What to produce – Your job is to report every line of the entries that has "preview".

──────────

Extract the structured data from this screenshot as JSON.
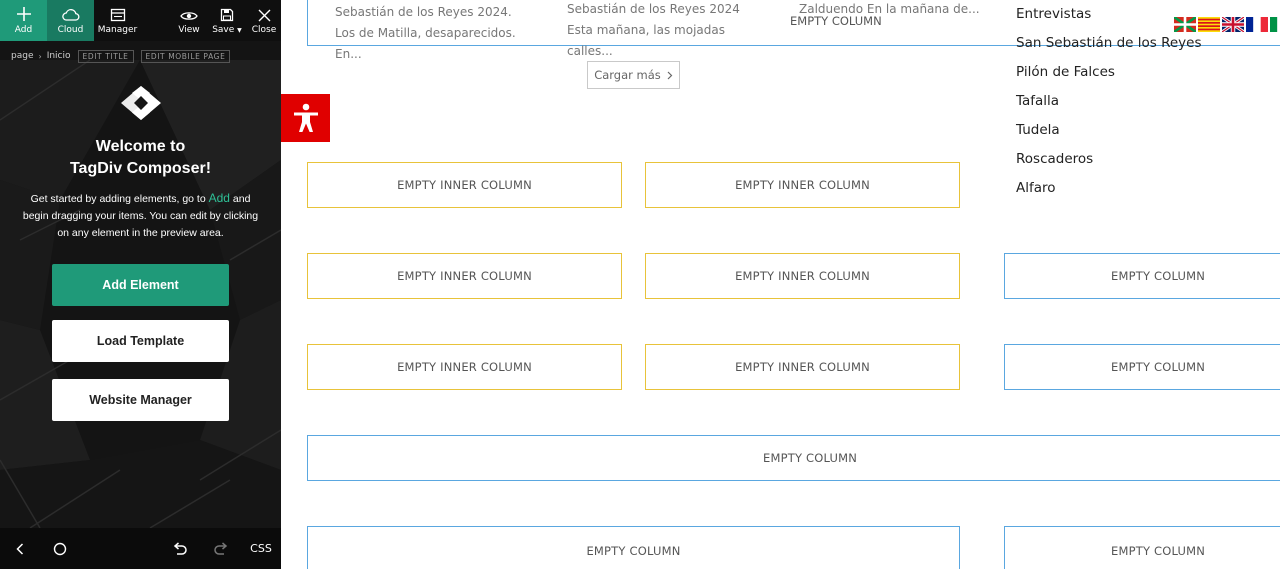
{
  "toolbar": {
    "add_label": "Add",
    "cloud_label": "Cloud",
    "manager_label": "Manager",
    "view_label": "View",
    "save_label": "Save",
    "close_label": "Close"
  },
  "breadcrumb": {
    "page": "page",
    "current": "Inicio",
    "edit_title": "EDIT TITLE",
    "edit_mobile": "EDIT MOBILE PAGE"
  },
  "welcome": {
    "line1": "Welcome to",
    "line2": "TagDiv Composer!",
    "intro_before": "Get started by adding elements, go to ",
    "intro_accent": "Add",
    "intro_after": " and begin dragging your items. You can edit by clicking on any element in the preview area."
  },
  "buttons": {
    "add_element": "Add Element",
    "load_template": "Load Template",
    "website_manager": "Website Manager"
  },
  "bottombar": {
    "css_label": "CSS"
  },
  "preview": {
    "news": [
      "Sebastián de los Reyes 2024. Los de Matilla, desaparecidos. En...",
      "Sebastián de los Reyes 2024 Esta mañana, las mojadas calles...",
      "Zalduendo En la mañana de..."
    ],
    "top_empty": "EMPTY COLUMN",
    "load_more": "Cargar más",
    "empty_inner": "EMPTY INNER COLUMN",
    "empty_column": "EMPTY COLUMN",
    "menu": [
      "Entrevistas",
      "San Sebastián de los Reyes",
      "Pilón de Falces",
      "Tafalla",
      "Tudela",
      "Roscaderos",
      "Alfaro"
    ]
  },
  "colors": {
    "accent": "#1f9a79",
    "accent_light": "#2ec096",
    "column_border": "#5aa7e0",
    "inner_border": "#e8c33a",
    "accessibility": "#e00000"
  },
  "icons": [
    "plus-icon",
    "cloud-icon",
    "manager-icon",
    "eye-icon",
    "save-icon",
    "close-icon",
    "tagdiv-logo",
    "accessibility-icon",
    "chevron-right-icon",
    "back-icon",
    "home-icon",
    "undo-icon",
    "redo-icon"
  ]
}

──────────

Your solution –
    "intro_after": " and begin dragging your items. You can edit by clicking on any element in the preview area."
  "preview": {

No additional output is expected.